*EXERCISE BRIEF*
For the entries below, state how many lines include the string "JSON", and write nothing besides that number.

*Dataset rows describing interfaces*
------------------------------------------------------------

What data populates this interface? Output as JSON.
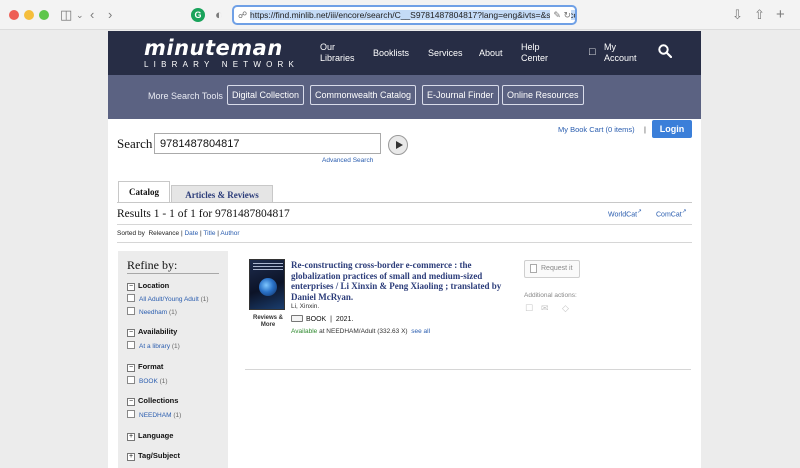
{
  "browser": {
    "url": "https://find.minlib.net/iii/encore/search/C__S9781487804817?lang=eng&ivts=&suite=cobalt",
    "traffic_colors": [
      "#ee5e55",
      "#f5be3b",
      "#5ec64b"
    ],
    "icons": [
      "sidebar-icon",
      "chevron-down-icon",
      "back-icon",
      "forward-icon",
      "grammarly-icon",
      "shield-icon",
      "translate-icon",
      "reload-icon",
      "download-icon",
      "share-icon",
      "new-tab-icon"
    ]
  },
  "header": {
    "logo_main": "minuteman",
    "logo_sub": "LIBRARY NETWORK",
    "nav": [
      {
        "line1": "Our",
        "line2": "Libraries"
      },
      {
        "line1": "Booklists",
        "line2": ""
      },
      {
        "line1": "Services",
        "line2": ""
      },
      {
        "line1": "About",
        "line2": ""
      },
      {
        "line1": "Help",
        "line2": "Center"
      },
      {
        "line1": "My",
        "line2": "Account"
      }
    ],
    "account_icon": "lock-icon",
    "search_icon": "search-icon",
    "colors": {
      "bar": "#272d45",
      "subbar": "#5b6282"
    }
  },
  "subnav": {
    "label": "More Search Tools",
    "buttons": [
      "Digital Collection",
      "Commonwealth Catalog",
      "E-Journal Finder",
      "Online Resources"
    ]
  },
  "account": {
    "cart": "My Book Cart (0 items)",
    "separator": "|",
    "login": "Login"
  },
  "search": {
    "label": "Search",
    "value": "9781487804817",
    "advanced": "Advanced Search"
  },
  "tabs": [
    "Catalog",
    "Articles & Reviews"
  ],
  "results": {
    "count_text": "Results 1 - 1 of 1 for 9781487804817",
    "worldcat": "WorldCat",
    "comcat": "ComCat",
    "sorted_by": "Sorted by",
    "sort_options": [
      "Relevance",
      "Date",
      "Title",
      "Author"
    ]
  },
  "refine": {
    "title": "Refine by:",
    "facets": [
      {
        "name": "Location",
        "expanded": true,
        "items": [
          {
            "label": "All Adult/Young Adult",
            "count": "(1)"
          },
          {
            "label": "Needham",
            "count": "(1)"
          }
        ]
      },
      {
        "name": "Availability",
        "expanded": true,
        "items": [
          {
            "label": "At a library",
            "count": "(1)"
          }
        ]
      },
      {
        "name": "Format",
        "expanded": true,
        "items": [
          {
            "label": "BOOK",
            "count": "(1)"
          }
        ]
      },
      {
        "name": "Collections",
        "expanded": true,
        "items": [
          {
            "label": "NEEDHAM",
            "count": "(1)"
          }
        ]
      },
      {
        "name": "Language",
        "expanded": false,
        "items": []
      },
      {
        "name": "Tag/Subject",
        "expanded": false,
        "items": []
      }
    ]
  },
  "record": {
    "title": "Re-constructing cross-border e-commerce : the globalization practices of small and medium-sized enterprises / Li Xinxin & Peng Xiaoling ; translated by Daniel McRyan.",
    "author": "Li, Xinxin.",
    "format": "BOOK",
    "year": "2021.",
    "reviews": "Reviews & More",
    "available_label": "Available",
    "available_at": "at NEEDHAM/Adult (332.63 X)",
    "see_all": "see all",
    "request": "Request it",
    "additional_actions": "Additional actions:",
    "action_icons": [
      "cart-icon",
      "email-icon",
      "tag-icon"
    ]
  }
}
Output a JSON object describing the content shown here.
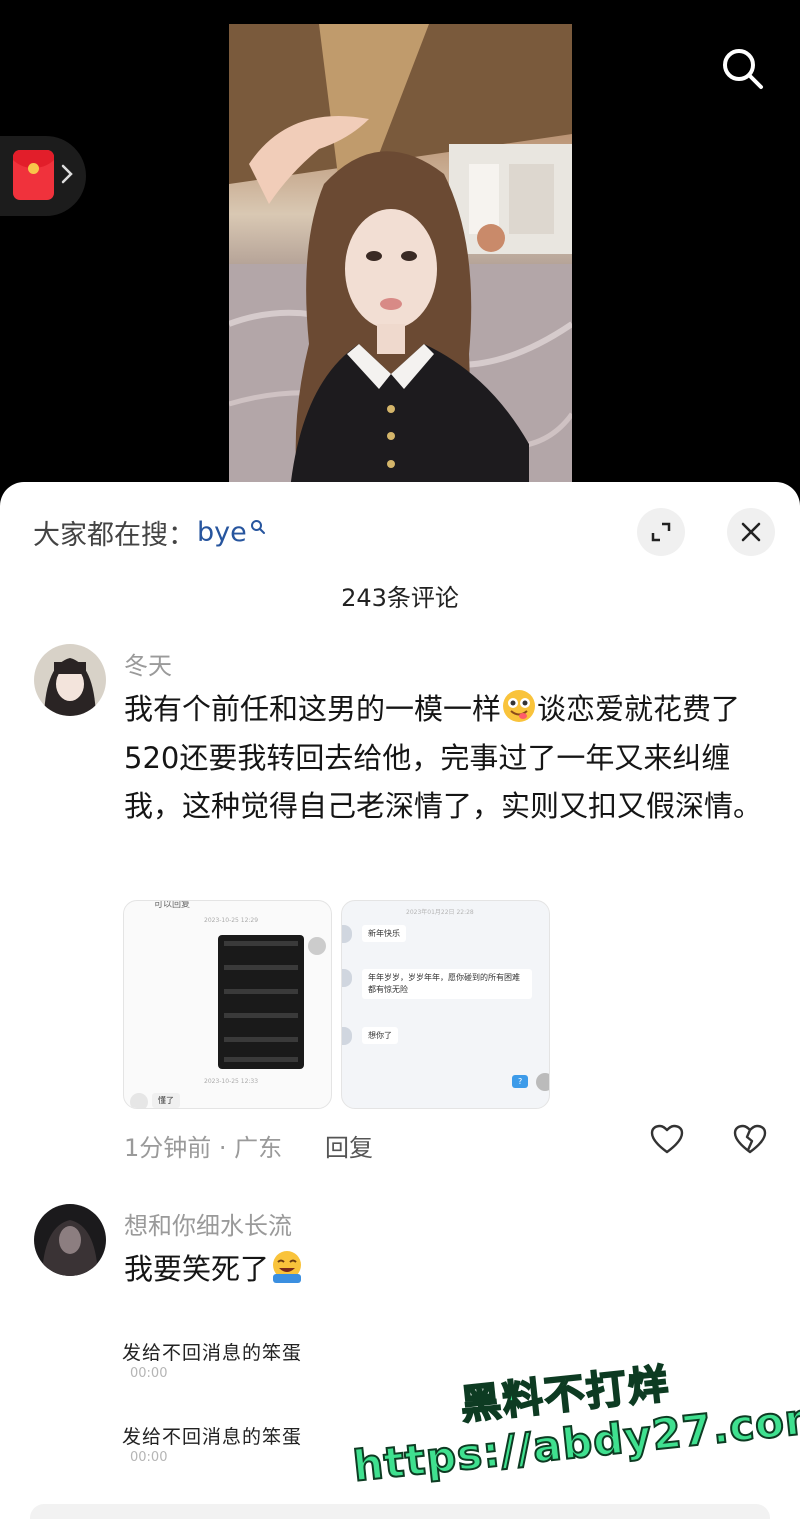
{
  "video": {
    "description_icon": "video-frame"
  },
  "icons": {
    "search": "search-icon",
    "red_packet": "red-packet-icon",
    "chevron": "chevron-right-icon",
    "expand": "expand-icon",
    "close": "close-icon",
    "like": "heart-icon",
    "dislike": "broken-heart-icon"
  },
  "comments_panel": {
    "search_hint_label": "大家都在搜：",
    "search_hint_term": "bye",
    "count_label": "243条评论"
  },
  "comments": [
    {
      "username": "冬天",
      "text_before_emoji": "我有个前任和这男的一模一样",
      "text_after_emoji": "谈恋爱就花费了520还要我转回去给他，完事过了一年又来纠缠我，这种觉得自己老深情了，实则又扣又假深情。",
      "meta": "1分钟前 · 广东",
      "reply_label": "回复",
      "attachments": [
        {
          "top_text": "可以回复",
          "timestamp": "2023-10-25 12:29",
          "bottom_timestamp": "2023-10-25 12:33",
          "reply": "懂了"
        },
        {
          "timestamp": "2023年01月22日 22:28",
          "messages": [
            "新年快乐",
            "年年岁岁，岁岁年年，愿你碰到的所有困难都有惊无险",
            "想你了"
          ],
          "sent": "?"
        }
      ]
    },
    {
      "username": "想和你细水长流",
      "text": "我要笑死了",
      "sticker": {
        "line_1": "发给不回消息的笨蛋",
        "line_1_sub": "00:00",
        "line_2": "发给不回消息的笨蛋",
        "line_2_sub": "00:00"
      }
    }
  ],
  "watermark": {
    "line_1": "黑料不打烊",
    "line_2": "https://abdy27.com"
  }
}
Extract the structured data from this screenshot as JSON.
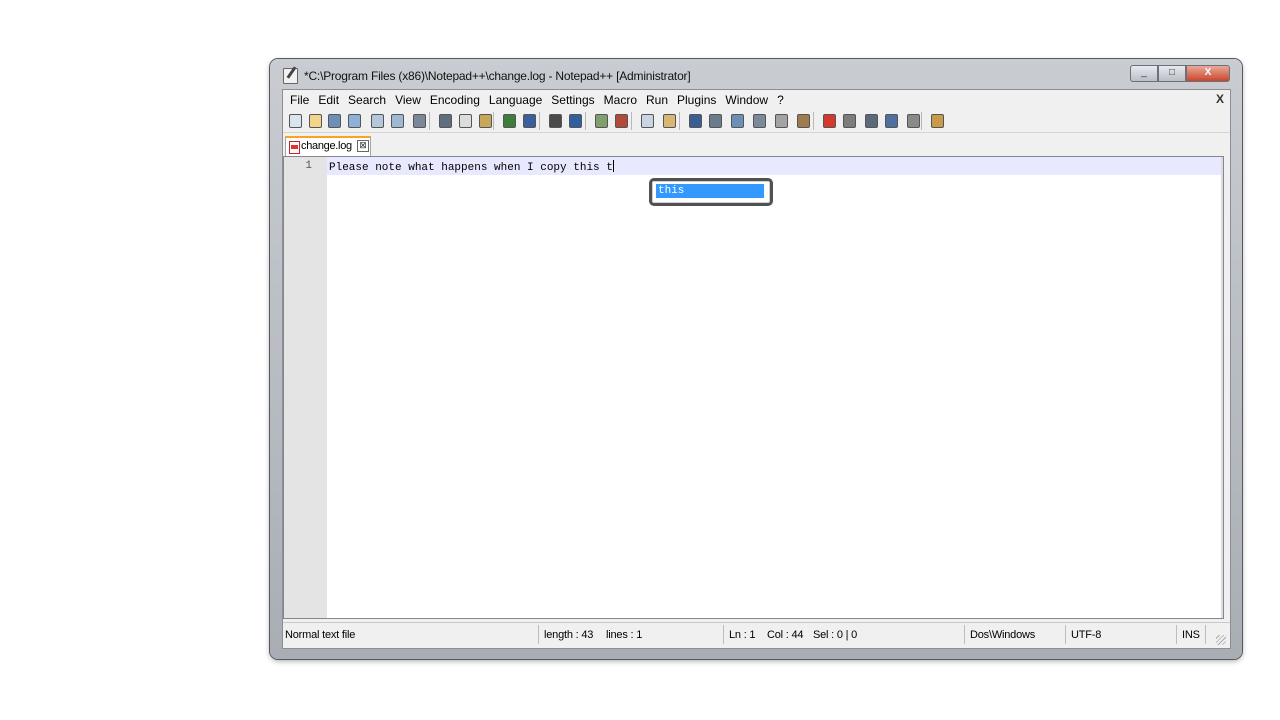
{
  "window": {
    "title": "*C:\\Program Files (x86)\\Notepad++\\change.log - Notepad++ [Administrator]",
    "minimize_label": "_",
    "maximize_label": "□",
    "close_label": "X"
  },
  "menu": {
    "items": [
      "File",
      "Edit",
      "Search",
      "View",
      "Encoding",
      "Language",
      "Settings",
      "Macro",
      "Run",
      "Plugins",
      "Window",
      "?"
    ],
    "close_label": "X"
  },
  "toolbar": {
    "icons": [
      "new-file-icon",
      "open-file-icon",
      "save-icon",
      "save-all-icon",
      "close-icon",
      "close-all-icon",
      "print-icon",
      "cut-icon",
      "copy-icon",
      "paste-icon",
      "undo-icon",
      "redo-icon",
      "find-icon",
      "replace-icon",
      "zoom-in-icon",
      "zoom-out-icon",
      "sync-vertical-icon",
      "sync-horizontal-icon",
      "word-wrap-icon",
      "show-all-chars-icon",
      "indent-guide-icon",
      "document-map-icon",
      "function-list-icon",
      "folder-workspace-icon",
      "record-macro-icon",
      "stop-macro-icon",
      "play-macro-icon",
      "run-macro-multiple-icon",
      "save-macro-icon",
      "launch-browser-icon"
    ]
  },
  "tab": {
    "label": "change.log",
    "close_label": "⊠"
  },
  "editor": {
    "line_number": "1",
    "line_text": "Please note what happens when I copy this t",
    "autocomplete_option": "this"
  },
  "status": {
    "file_type": "Normal text file",
    "length": "length : 43",
    "lines": "lines : 1",
    "ln": "Ln : 1",
    "col": "Col : 44",
    "sel": "Sel : 0 | 0",
    "eol": "Dos\\Windows",
    "encoding": "UTF-8",
    "mode": "INS"
  },
  "colors": {
    "accent": "#3399ff",
    "current_line": "#e8e8ff",
    "tab_highlight": "#f7a326"
  }
}
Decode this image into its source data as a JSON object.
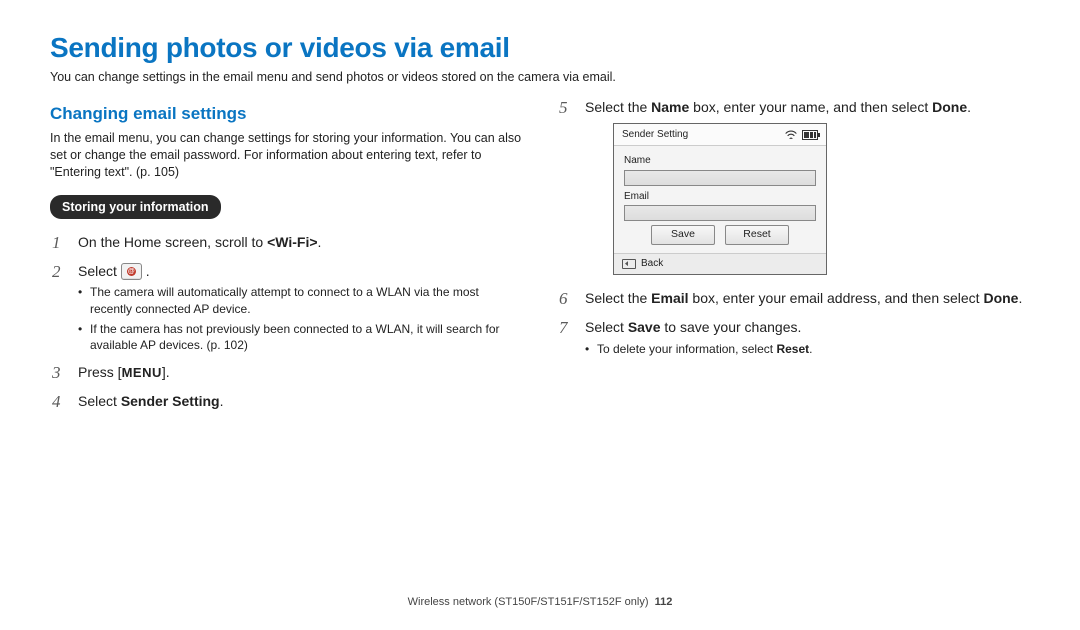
{
  "title": "Sending photos or videos via email",
  "intro": "You can change settings in the email menu and send photos or videos stored on the camera via email.",
  "subheading": "Changing email settings",
  "subintro": "In the email menu, you can change settings for storing your information. You can also set or change the email password. For information about entering text, refer to \"Entering text\". (p. 105)",
  "pill": "Storing your information",
  "steps_left": {
    "s1": {
      "num": "1",
      "pre": "On the Home screen, scroll to ",
      "bold": "<Wi-Fi>",
      "post": "."
    },
    "s2": {
      "num": "2",
      "pre": "Select ",
      "post": " .",
      "sub1": "The camera will automatically attempt to connect to a WLAN via the most recently connected AP device.",
      "sub2": "If the camera has not previously been connected to a WLAN, it will search for available AP devices. (p. 102)"
    },
    "s3": {
      "num": "3",
      "pre": "Press [",
      "key": "MENU",
      "post": "]."
    },
    "s4": {
      "num": "4",
      "pre": "Select ",
      "bold": "Sender Setting",
      "post": "."
    }
  },
  "steps_right": {
    "s5": {
      "num": "5",
      "pre": "Select the ",
      "b1": "Name",
      "mid": " box, enter your name, and then select ",
      "b2": "Done",
      "post": "."
    },
    "s6": {
      "num": "6",
      "pre": "Select the ",
      "b1": "Email",
      "mid": " box, enter your email address, and then select ",
      "b2": "Done",
      "post": "."
    },
    "s7": {
      "num": "7",
      "pre": "Select ",
      "b1": "Save",
      "post": " to save your changes.",
      "sub1a": "To delete your information, select ",
      "sub1b": "Reset",
      "sub1c": "."
    }
  },
  "panel": {
    "header": "Sender Setting",
    "name_label": "Name",
    "email_label": "Email",
    "save": "Save",
    "reset": "Reset",
    "back": "Back"
  },
  "footer": {
    "text": "Wireless network  (ST150F/ST151F/ST152F only)",
    "page": "112"
  }
}
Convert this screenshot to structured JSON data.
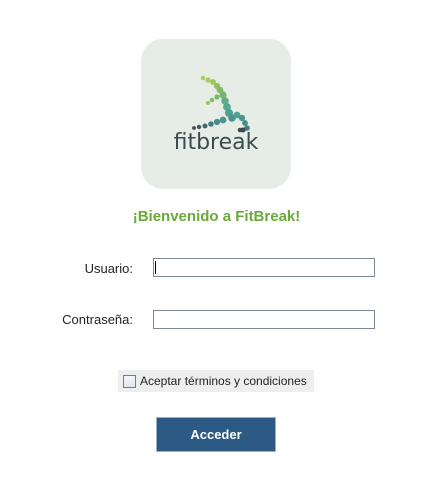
{
  "logo": {
    "wordmark": "fitbreak",
    "icon": "fitbreak-runner-icon",
    "colors": {
      "tile": "#e5ede6",
      "light_green": "#a6cc5a",
      "teal": "#56a992",
      "dark": "#3d4a4e"
    }
  },
  "welcome": {
    "text": "¡Bienvenido a FitBreak!",
    "color": "#6aa83a"
  },
  "form": {
    "username_label": "Usuario:",
    "username_value": "",
    "password_label": "Contraseña:",
    "password_value": "",
    "terms_label": "Aceptar términos y condiciones",
    "terms_checked": false,
    "submit_label": "Acceder",
    "submit_color": "#2d5a84"
  }
}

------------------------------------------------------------

*PROBLEM SOLUTION*
5